> Work item
Among the records below, find each line bearing the word "scpt" and copy it.

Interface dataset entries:
###
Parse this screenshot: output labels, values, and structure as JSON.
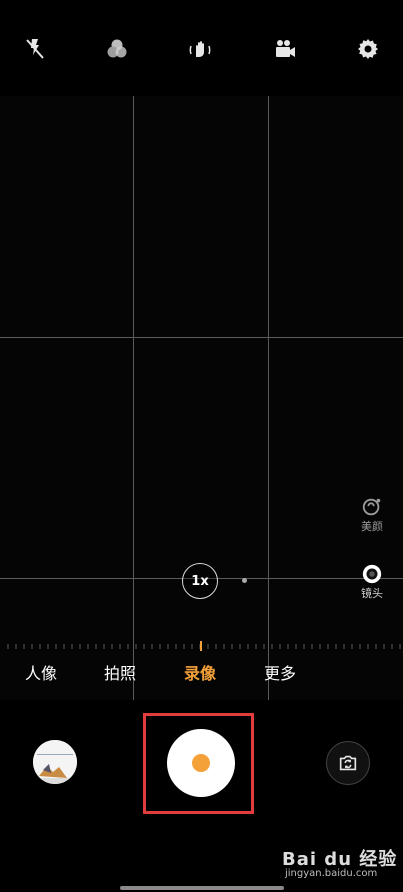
{
  "toolbar": {
    "icons": [
      "flash-off-icon",
      "filter-icon",
      "stabilization-icon",
      "video-format-icon",
      "gear-icon"
    ]
  },
  "side_controls": {
    "beauty_label": "美颜",
    "lens_label": "镜头"
  },
  "zoom": {
    "level": "1x"
  },
  "modes": [
    {
      "label": "人像",
      "active": false
    },
    {
      "label": "拍照",
      "active": false
    },
    {
      "label": "录像",
      "active": true
    },
    {
      "label": "更多",
      "active": false
    }
  ],
  "colors": {
    "accent": "#f5a13a",
    "highlight_frame": "#e23d3d"
  },
  "watermark": {
    "brand": "Bai du 经验",
    "url": "jingyan.baidu.com"
  }
}
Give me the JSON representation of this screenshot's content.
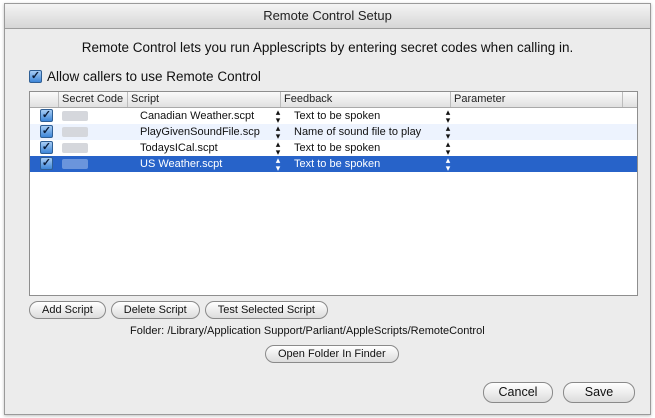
{
  "window": {
    "title": "Remote Control Setup"
  },
  "intro_text": "Remote Control lets you run Applescripts by entering secret codes when calling in.",
  "allow_checkbox": {
    "label": "Allow callers to use Remote Control",
    "checked": true
  },
  "table": {
    "columns": [
      "Secret Code",
      "Script",
      "Feedback",
      "Parameter"
    ],
    "rows": [
      {
        "enabled": true,
        "script": "Canadian Weather.scpt",
        "feedback": "Text to be spoken",
        "parameter": "",
        "selected": false
      },
      {
        "enabled": true,
        "script": "PlayGivenSoundFile.scp",
        "feedback": "Name of sound file to play",
        "parameter": "",
        "selected": false
      },
      {
        "enabled": true,
        "script": "TodaysICal.scpt",
        "feedback": "Text to be spoken",
        "parameter": "",
        "selected": false
      },
      {
        "enabled": true,
        "script": "US Weather.scpt",
        "feedback": "Text to be spoken",
        "parameter": "",
        "selected": true
      }
    ]
  },
  "buttons": {
    "add_script": "Add Script",
    "delete_script": "Delete Script",
    "test_selected": "Test Selected Script",
    "open_folder": "Open Folder In Finder",
    "cancel": "Cancel",
    "save": "Save"
  },
  "folder": {
    "label": "Folder:",
    "path": "/Library/Application Support/Parliant/AppleScripts/RemoteControl"
  },
  "icons": {
    "checkbox": "checkbox-checked-icon",
    "stepper": "popup-stepper-icon"
  },
  "colors": {
    "selection": "#2763c9",
    "alt_row": "#edf3fe",
    "checkbox": "#3d86d8"
  }
}
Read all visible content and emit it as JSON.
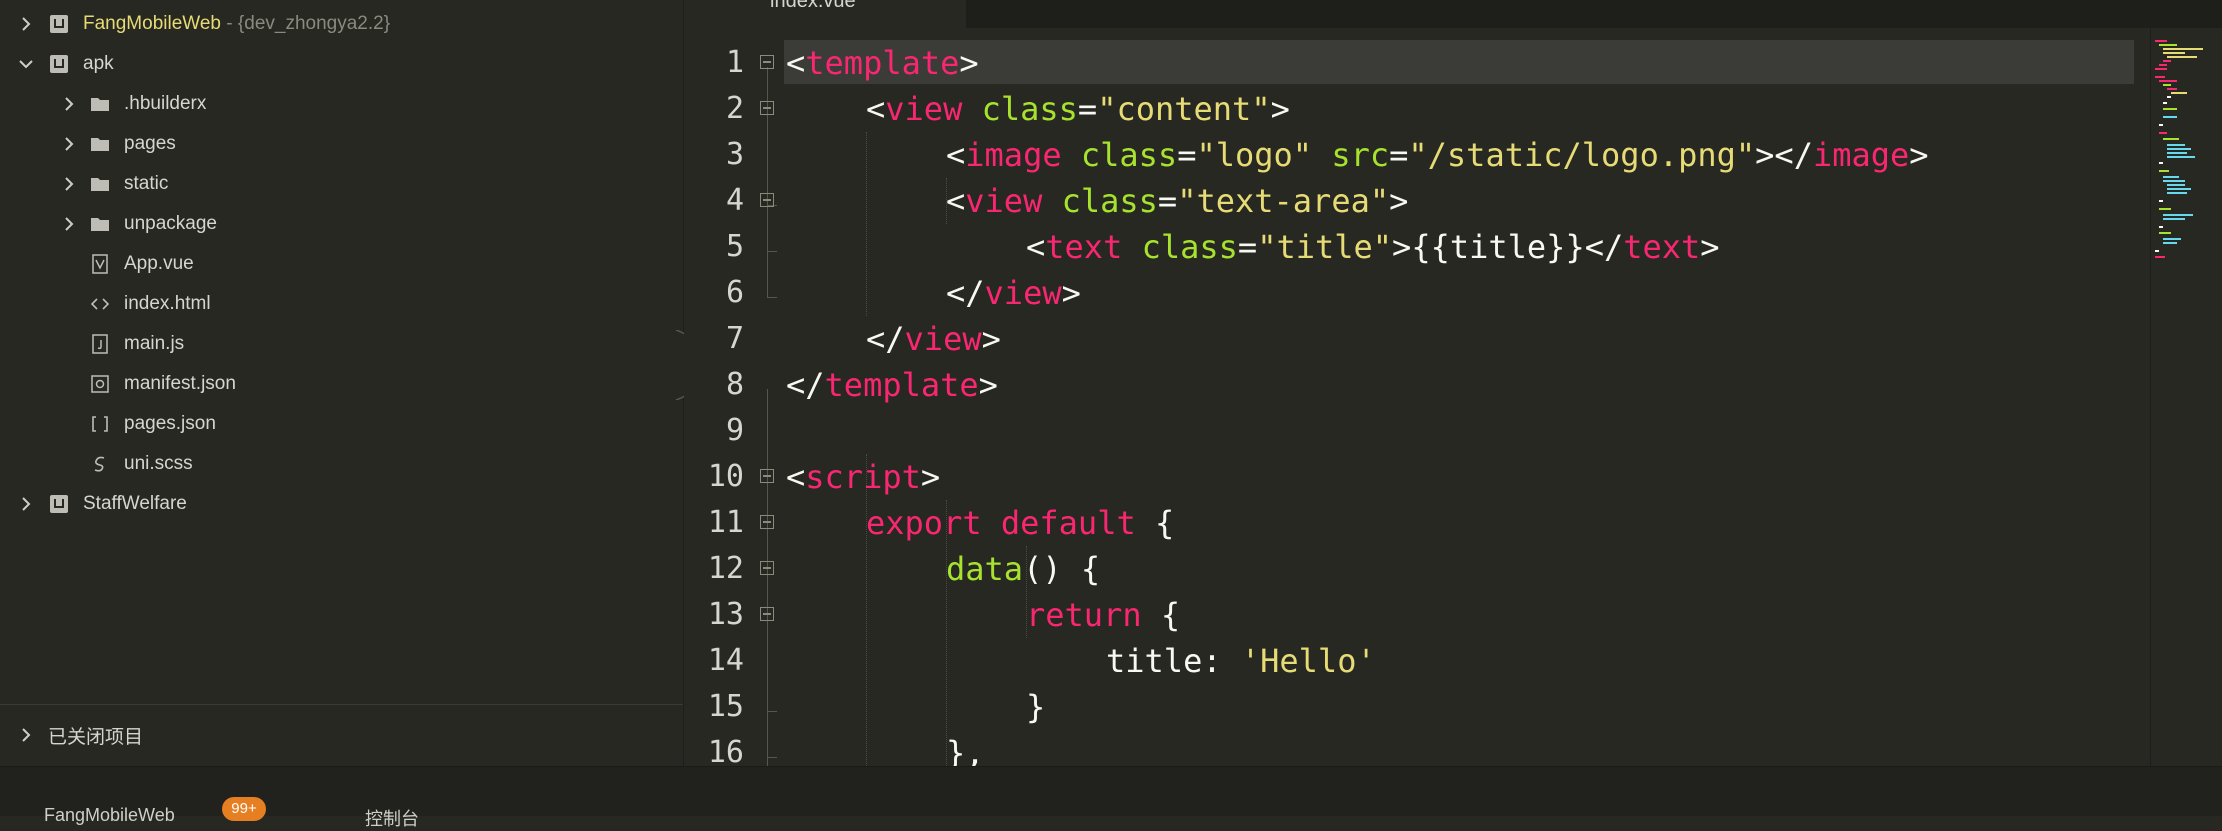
{
  "sidebar": {
    "projects": [
      {
        "name": "FangMobileWeb",
        "branch": "- {dev_zhongya2.2}"
      },
      {
        "name": "apk"
      },
      {
        "name": "StaffWelfare"
      }
    ],
    "apk_children": [
      {
        "label": ".hbuilderx",
        "icon": "folder-icon"
      },
      {
        "label": "pages",
        "icon": "folder-icon"
      },
      {
        "label": "static",
        "icon": "folder-icon"
      },
      {
        "label": "unpackage",
        "icon": "folder-icon"
      },
      {
        "label": "App.vue",
        "icon": "vue-file-icon"
      },
      {
        "label": "index.html",
        "icon": "html-file-icon"
      },
      {
        "label": "main.js",
        "icon": "js-file-icon"
      },
      {
        "label": "manifest.json",
        "icon": "manifest-file-icon"
      },
      {
        "label": "pages.json",
        "icon": "json-file-icon"
      },
      {
        "label": "uni.scss",
        "icon": "scss-file-icon"
      }
    ],
    "closed_projects_label": "已关闭项目"
  },
  "editor": {
    "active_tab": "index.vue",
    "current_line": 1,
    "line_numbers": [
      "1",
      "2",
      "3",
      "4",
      "5",
      "6",
      "7",
      "8",
      "9",
      "10",
      "11",
      "12",
      "13",
      "14",
      "15",
      "16"
    ]
  },
  "bottom_panel": {
    "tab1": "FangMobileWeb",
    "badge": "99+",
    "tab2": "控制台"
  },
  "colors": {
    "background": "#272822",
    "tag": "#f92672",
    "attr": "#a6e22e",
    "string": "#e6db74",
    "text": "#f8f8f2",
    "badge": "#e67e22"
  }
}
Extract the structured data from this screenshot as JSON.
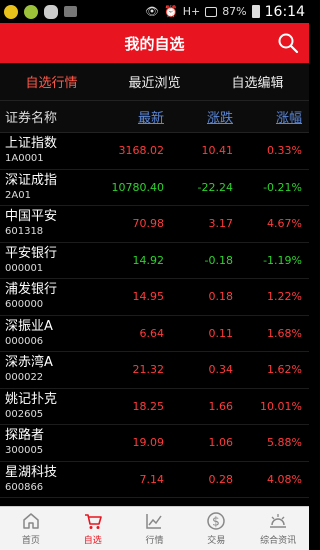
{
  "status_bar": {
    "battery": "87%",
    "time": "16:14",
    "network": "H+",
    "icons": [
      "warning-icon",
      "ball-icon",
      "wechat-icon",
      "image-icon",
      "eye-icon",
      "alarm-icon",
      "wifi-icon",
      "signal-icon",
      "battery-icon"
    ]
  },
  "header": {
    "title": "我的自选",
    "search_icon": "search-icon"
  },
  "tabs": [
    {
      "label": "自选行情",
      "active": true
    },
    {
      "label": "最近浏览",
      "active": false
    },
    {
      "label": "自选编辑",
      "active": false
    }
  ],
  "columns": {
    "name": "证券名称",
    "latest": "最新",
    "change": "涨跌",
    "change_pct": "涨幅"
  },
  "stocks": [
    {
      "name": "上证指数",
      "code": "1A0001",
      "latest": "3168.02",
      "change": "10.41",
      "pct": "0.33%",
      "dir": "up"
    },
    {
      "name": "深证成指",
      "code": "2A01",
      "latest": "10780.40",
      "change": "-22.24",
      "pct": "-0.21%",
      "dir": "down"
    },
    {
      "name": "中国平安",
      "code": "601318",
      "latest": "70.98",
      "change": "3.17",
      "pct": "4.67%",
      "dir": "up"
    },
    {
      "name": "平安银行",
      "code": "000001",
      "latest": "14.92",
      "change": "-0.18",
      "pct": "-1.19%",
      "dir": "down"
    },
    {
      "name": "浦发银行",
      "code": "600000",
      "latest": "14.95",
      "change": "0.18",
      "pct": "1.22%",
      "dir": "up"
    },
    {
      "name": "深振业A",
      "code": "000006",
      "latest": "6.64",
      "change": "0.11",
      "pct": "1.68%",
      "dir": "up"
    },
    {
      "name": "深赤湾A",
      "code": "000022",
      "latest": "21.32",
      "change": "0.34",
      "pct": "1.62%",
      "dir": "up"
    },
    {
      "name": "姚记扑克",
      "code": "002605",
      "latest": "18.25",
      "change": "1.66",
      "pct": "10.01%",
      "dir": "up"
    },
    {
      "name": "探路者",
      "code": "300005",
      "latest": "19.09",
      "change": "1.06",
      "pct": "5.88%",
      "dir": "up"
    },
    {
      "name": "星湖科技",
      "code": "600866",
      "latest": "7.14",
      "change": "0.28",
      "pct": "4.08%",
      "dir": "up"
    }
  ],
  "bottom_nav": [
    {
      "label": "首页",
      "icon": "home-icon",
      "active": false
    },
    {
      "label": "自选",
      "icon": "cart-icon",
      "active": true
    },
    {
      "label": "行情",
      "icon": "trend-chart-icon",
      "active": false
    },
    {
      "label": "交易",
      "icon": "dollar-coin-icon",
      "active": false
    },
    {
      "label": "综合资讯",
      "icon": "news-sun-icon",
      "active": false
    }
  ],
  "colors": {
    "brand": "#e8141f",
    "up": "#ff3b3b",
    "down": "#2ed12e",
    "link": "#5b86d6",
    "active_tab": "#ff5a4a"
  }
}
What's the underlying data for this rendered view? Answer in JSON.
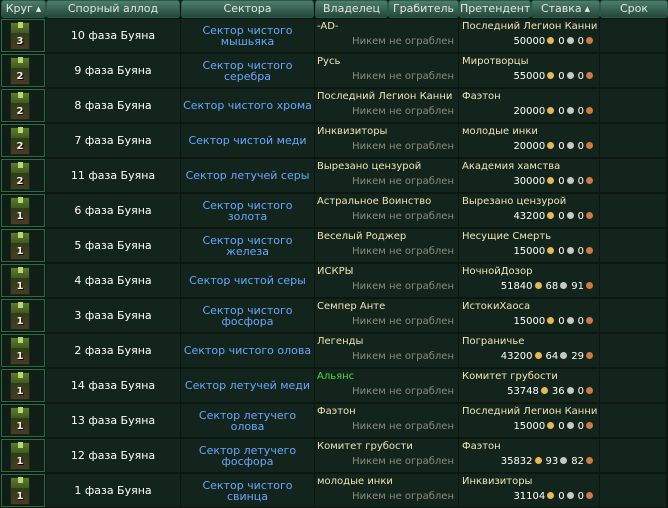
{
  "columns": {
    "round": "Круг",
    "allod": "Спорный аллод",
    "sectors": "Сектора",
    "owner": "Владелец",
    "robber": "Грабитель",
    "claimant": "Претендент",
    "bid": "Ставка",
    "deadline": "Срок"
  },
  "robber_text": "Никем не ограблен",
  "rows": [
    {
      "round": "3",
      "allod": "10 фаза Буяна",
      "sector": "Сектор чистого мышьяка",
      "owner": "-AD-",
      "owner_color": "default",
      "claimant": "Последний Легион Канни",
      "gold": "50000",
      "silver": "0",
      "copper": "0"
    },
    {
      "round": "2",
      "allod": "9 фаза Буяна",
      "sector": "Сектор чистого серебра",
      "owner": "Русь",
      "owner_color": "default",
      "claimant": "Миротворцы",
      "gold": "55000",
      "silver": "0",
      "copper": "0"
    },
    {
      "round": "2",
      "allod": "8 фаза Буяна",
      "sector": "Сектор чистого хрома",
      "owner": "Последний Легион Канни",
      "owner_color": "default",
      "claimant": "Фаэтон",
      "gold": "20000",
      "silver": "0",
      "copper": "0"
    },
    {
      "round": "2",
      "allod": "7 фаза Буяна",
      "sector": "Сектор чистой меди",
      "owner": "Инквизиторы",
      "owner_color": "default",
      "claimant": "молодые инки",
      "gold": "20000",
      "silver": "0",
      "copper": "0"
    },
    {
      "round": "2",
      "allod": "11 фаза Буяна",
      "sector": "Сектор летучей серы",
      "owner": "Вырезано цензурой",
      "owner_color": "default",
      "claimant": "Академия хамства",
      "gold": "30000",
      "silver": "0",
      "copper": "0"
    },
    {
      "round": "1",
      "allod": "6 фаза Буяна",
      "sector": "Сектор чистого золота",
      "owner": "Астральное Воинство",
      "owner_color": "default",
      "claimant": "Вырезано цензурой",
      "gold": "43200",
      "silver": "0",
      "copper": "0"
    },
    {
      "round": "1",
      "allod": "5 фаза Буяна",
      "sector": "Сектор чистого железа",
      "owner": "Веселый Роджер",
      "owner_color": "default",
      "claimant": "Несущие Смерть",
      "gold": "15000",
      "silver": "0",
      "copper": "0"
    },
    {
      "round": "1",
      "allod": "4 фаза Буяна",
      "sector": "Сектор чистой серы",
      "owner": "ИСКРЫ",
      "owner_color": "default",
      "claimant": "НочнойДозор",
      "gold": "51840",
      "silver": "68",
      "copper": "91"
    },
    {
      "round": "1",
      "allod": "3 фаза Буяна",
      "sector": "Сектор чистого фосфора",
      "owner": "Семпер Анте",
      "owner_color": "default",
      "claimant": "ИстокиХаоса",
      "gold": "15000",
      "silver": "0",
      "copper": "0"
    },
    {
      "round": "1",
      "allod": "2 фаза Буяна",
      "sector": "Сектор чистого олова",
      "owner": "Легенды",
      "owner_color": "default",
      "claimant": "Пограничье",
      "gold": "43200",
      "silver": "64",
      "copper": "29"
    },
    {
      "round": "1",
      "allod": "14 фаза Буяна",
      "sector": "Сектор летучей меди",
      "owner": "Альянс",
      "owner_color": "green",
      "claimant": "Комитет грубости",
      "gold": "53748",
      "silver": "36",
      "copper": "0"
    },
    {
      "round": "1",
      "allod": "13 фаза Буяна",
      "sector": "Сектор летучего олова",
      "owner": "Фаэтон",
      "owner_color": "default",
      "claimant": "Последний Легион Канни",
      "gold": "15000",
      "silver": "0",
      "copper": "0"
    },
    {
      "round": "1",
      "allod": "12 фаза Буяна",
      "sector": "Сектор летучего фосфора",
      "owner": "Комитет грубости",
      "owner_color": "default",
      "claimant": "Фаэтон",
      "gold": "35832",
      "silver": "93",
      "copper": "82"
    },
    {
      "round": "1",
      "allod": "1 фаза Буяна",
      "sector": "Сектор чистого свинца",
      "owner": "молодые инки",
      "owner_color": "default",
      "claimant": "Инквизиторы",
      "gold": "31104",
      "silver": "0",
      "copper": "0"
    }
  ]
}
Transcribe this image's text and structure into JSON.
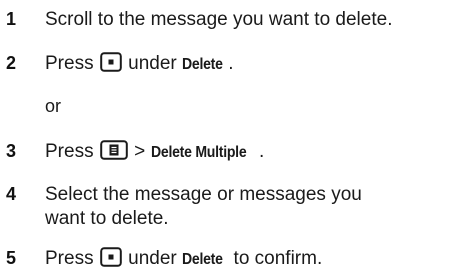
{
  "steps": [
    {
      "number": "1",
      "text": "Scroll to the message you want to delete."
    },
    {
      "number": "2",
      "pre": "Press",
      "key_icon": "center-select-key-icon",
      "mid": "under",
      "key": "Delete",
      "post": "."
    },
    {
      "or": "or"
    },
    {
      "number": "3",
      "pre": "Press",
      "key_icon": "menu-key-icon",
      "mid": ">",
      "key": "Delete Multiple",
      "post": "."
    },
    {
      "number": "4",
      "line1": "Select the message or messages you",
      "line2": "want to delete."
    },
    {
      "number": "5",
      "pre": "Press",
      "key_icon": "center-select-key-icon",
      "mid": "under",
      "key": "Delete",
      "post": "to confirm."
    }
  ]
}
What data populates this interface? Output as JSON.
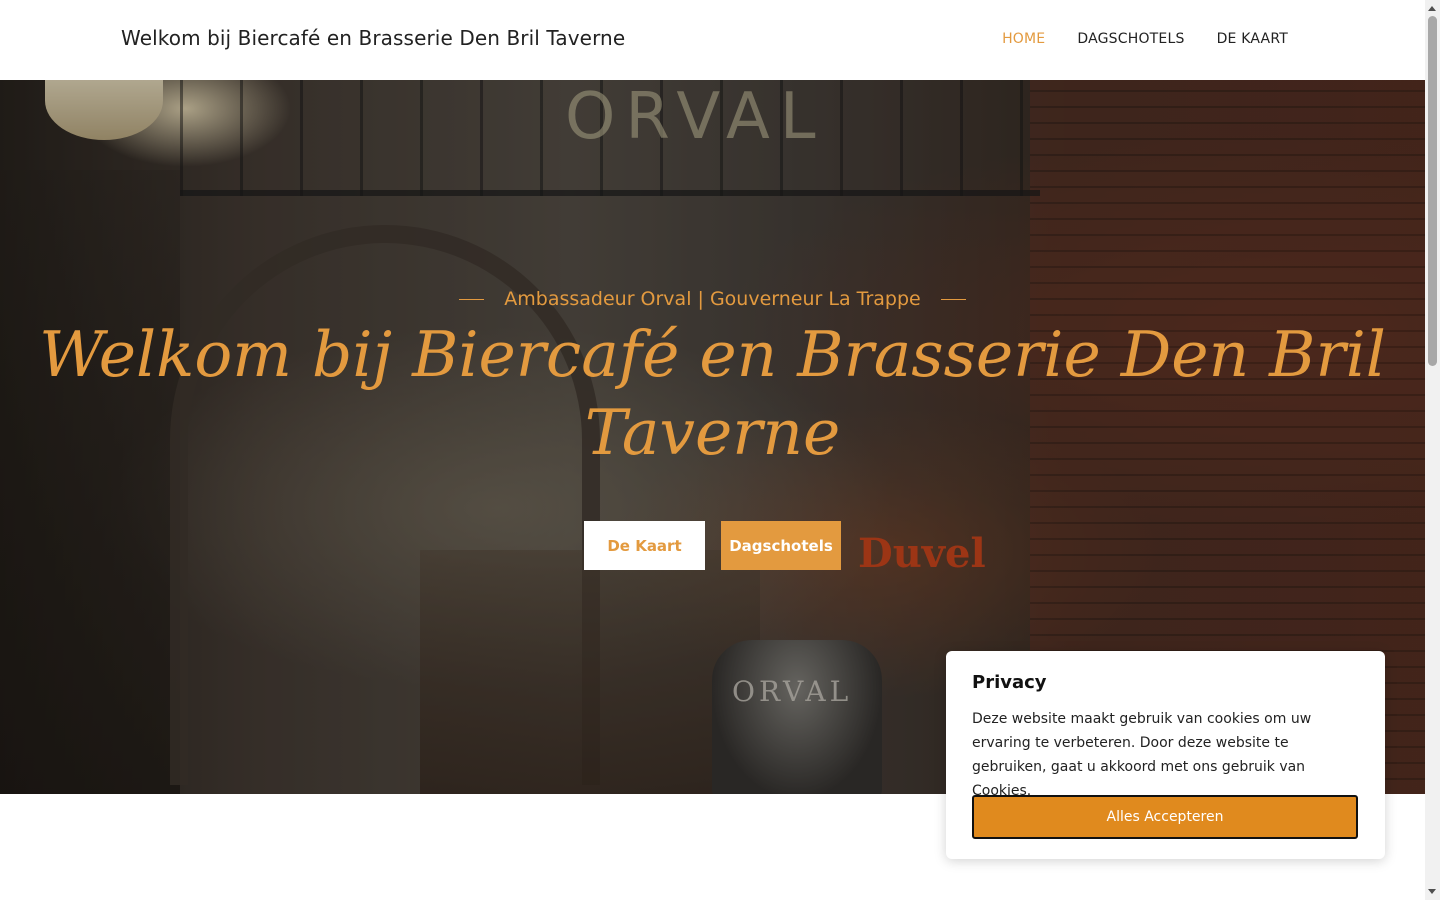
{
  "site": {
    "title": "Welkom bij Biercafé en Brasserie Den Bril Taverne"
  },
  "nav": {
    "items": [
      {
        "label": "HOME",
        "active": true
      },
      {
        "label": "DAGSCHOTELS",
        "active": false
      },
      {
        "label": "DE KAART",
        "active": false
      }
    ]
  },
  "hero": {
    "tagline": "Ambassadeur Orval | Gouverneur La Trappe",
    "title": "Welkom bij Biercafé en Brasserie Den Bril Taverne",
    "buttons": {
      "kaart": "De Kaart",
      "dagschotels": "Dagschotels"
    },
    "photo_signs": {
      "neon": "ORVAL",
      "duvel": "Duvel",
      "barrel": "ORVAL"
    }
  },
  "cookie": {
    "title": "Privacy",
    "text": "Deze website maakt gebruik van cookies om uw ervaring te verbeteren. Door deze website te gebruiken, gaat u akkoord met ons gebruik van Cookies.",
    "accept": "Alles Accepteren"
  },
  "colors": {
    "accent": "#e39a3f",
    "button": "#e08a1e"
  }
}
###
> Output
        "script": "Canadian Weather.scpt",
        "script": "TodaysICal.scpt",
        "script": "US Weather.scpt",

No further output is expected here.